BY: TYLER FYFE
Though 9.1 billion land animals are killed yearly in the United States after being segregated from their families and incarcerated in warehouses like mass graves, this is not the reason that I chose to become a vegetarian.
Forty-five years after the publication of Animals, Men and Morals, the world’s appetite for meat has increased substantially. It is expected that by 2016, the average American will consume 213 pounds of red meat and poultry per year. Moral arguments for the rights of animals are nearly bulletproof, so why have they been largely unsuccessful at creating visible social change? The reason might lie in how the discussion has been philosophically framed. It’s doubtless that years from now we will look back at the blood-stained archives of human action and think “how could we do this?” But the chapters of American domestic and foreign policy have always been driven by national interest—empathy is an afterword.
The global population is expected to increase to nine billion people by the year 2050, from seven billion today. Currently, livestock covers 45 per cent of the earth’s land and is responsible for 70 per cent of global water withdrawals.
But here is a stark reality— as increasing amounts of land are cleared and natural water systems are diverted or depleted, lush greenery and vast delta will give way to sand. Currently the raising of livestock, notably the massive amounts of grain and soy needed to raise a full-grown cow, is the leading cause of desertification. But this isn’t just an environmental issue to be embraced by green-washing brand labels in the aisles of your local supermarket—this is an issue of food security. It is not a far stretch back into American history to recall a drought that overtook 75 per cent of the country and crippled 27 states. The Dust Bowl was the worst drought in U.S. history and caused mass exodus and mass poverty. It was the direct result of unsustainable farming practices.
Before politics and even religion, diet is the most dangerous land mine of 21st century conversation. Because unlike religion or politics, the enemy does not stand at a comfortable distance. Before signing the Emancipation Proclamation, Lincoln wrote: “We must free the slaves, or ourselves be subdued.” What he was referring to was an argument that allowed him to gain popular support for the disbandment of what was then a major part of the American economy. He knew moral persuasion could be logically sidestepped. But if emancipation of the oppressed was seen as a military strategy (which it was) then moral relativism would be forced to submit to the national interest and the outcome would be just the same.
Whether wielding a steak knife or chopsticks like daggers, I’ve seen both meat-enthusiasts and vegetarians act with similar tyranny at the dinner table. And although they value the sentience of animals differently, all humans seek to avoid suffering. This is why I didn’t become a vegetarian to save the animals. I became a vegetarian to save my children.
Currently, animal agriculture is responsible for 14.5 per cent of annual GHG emissions worldwide. But based on population trajectory and the world’s current lust for meat and convenience foods, this number is estimated to increase by 80 per cent.

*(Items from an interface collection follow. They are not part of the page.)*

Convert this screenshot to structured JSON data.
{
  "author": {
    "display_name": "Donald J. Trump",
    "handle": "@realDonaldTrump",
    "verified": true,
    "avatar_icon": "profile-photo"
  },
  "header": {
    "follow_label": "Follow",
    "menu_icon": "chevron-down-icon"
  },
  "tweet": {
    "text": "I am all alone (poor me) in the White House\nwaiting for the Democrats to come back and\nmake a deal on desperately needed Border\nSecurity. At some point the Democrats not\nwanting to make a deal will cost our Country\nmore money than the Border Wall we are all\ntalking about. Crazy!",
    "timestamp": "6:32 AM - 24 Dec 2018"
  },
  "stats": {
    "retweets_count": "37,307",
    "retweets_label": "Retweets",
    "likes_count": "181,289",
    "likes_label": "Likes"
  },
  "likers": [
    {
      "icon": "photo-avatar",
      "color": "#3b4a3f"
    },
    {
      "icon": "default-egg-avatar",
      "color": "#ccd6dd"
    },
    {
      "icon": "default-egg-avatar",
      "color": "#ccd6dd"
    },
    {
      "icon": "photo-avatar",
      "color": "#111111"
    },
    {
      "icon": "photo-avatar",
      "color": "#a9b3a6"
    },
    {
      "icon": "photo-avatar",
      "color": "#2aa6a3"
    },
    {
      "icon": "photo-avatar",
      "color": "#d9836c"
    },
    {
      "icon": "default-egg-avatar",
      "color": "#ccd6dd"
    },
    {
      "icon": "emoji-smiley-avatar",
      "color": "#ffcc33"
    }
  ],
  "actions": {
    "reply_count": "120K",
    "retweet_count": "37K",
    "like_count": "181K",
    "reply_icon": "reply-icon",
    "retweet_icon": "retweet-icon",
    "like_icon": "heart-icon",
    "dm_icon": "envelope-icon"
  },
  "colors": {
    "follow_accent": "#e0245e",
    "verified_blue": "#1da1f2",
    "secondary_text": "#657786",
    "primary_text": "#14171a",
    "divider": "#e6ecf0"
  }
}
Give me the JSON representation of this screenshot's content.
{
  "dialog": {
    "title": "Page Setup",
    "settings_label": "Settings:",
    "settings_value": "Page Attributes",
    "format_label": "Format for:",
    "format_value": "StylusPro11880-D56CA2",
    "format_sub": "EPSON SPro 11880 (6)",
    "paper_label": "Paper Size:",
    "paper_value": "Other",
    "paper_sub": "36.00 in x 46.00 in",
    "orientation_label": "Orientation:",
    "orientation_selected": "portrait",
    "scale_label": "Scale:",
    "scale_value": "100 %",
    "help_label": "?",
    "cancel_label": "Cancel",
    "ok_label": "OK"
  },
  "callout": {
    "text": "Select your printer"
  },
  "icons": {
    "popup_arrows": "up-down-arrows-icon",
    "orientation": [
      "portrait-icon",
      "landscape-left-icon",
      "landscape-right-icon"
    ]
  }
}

According to an interview by Prof Tim Benton at the University of Leeds, “The biggest intervention people could make towards reducing their carbon footprints would not be to abandon cars, but to eat significantly less red meat.”
And while apocalyptic statistics can be numbing, should we choose to put them on a minor mental shelf, American excess will give way to malnutrition. High-meat diets cause double the climate-warming carbon emissions of plant-based diets. For every 1.8°F increase in global surface temperature, we can expect a 10 per cent decline in the world’s major crops. Assume that a full stomach of meat now will be the footnotes of a growling stomach in just decades.
Americans consume 35 pounds more meat per year than they did in 1965. But there has also been an equally dramatic increase in lifestyle diseases, such as type 2 diabetes and coronary heart disease. Feeding a young child a heavy diet of meat is much like putting a pack of cigarettes on the kitchen table. Both smoking and meat-eating have less to do with human health and more to do with cultural and personal addiction. Both are proven to cause adverse long-term health effects. Of course there is one major difference in my comparison— the second-hand smoke of meat-eating affects a much larger percentage of the population.
The horrors of industrialized death are well documented. Humans maintain a global herd of 60 billion animals for slaughter. So why do the vast majority of humans react with indifference inside grocery stores and restaurants? The answer is found in national museums memorializing regret. It is why President Roosevelt stood still for 14 months when he knew the extent of the mass genocide of European Jews in 1942. It is the same reason why President Clinton did nothing to stop the death of approximately one million Rwandans. Empathy is an afterword.
The conversation about how to liberate animals should not start with the animals we are killing, but instead with how we are killing ourselves. When animals are no longer hidden by steel inside isolated factories, when the first impression the average American gets of a cow is not as a raw material in a grocery store refrigerator, then will be the time to dismantle the false embrace of speciesism. But until then, I will be a vegetarian out of self-interest. Because distance dictates importance and if the history of American society tells us anything, it is that self-interest is by far the quickest route to collective action.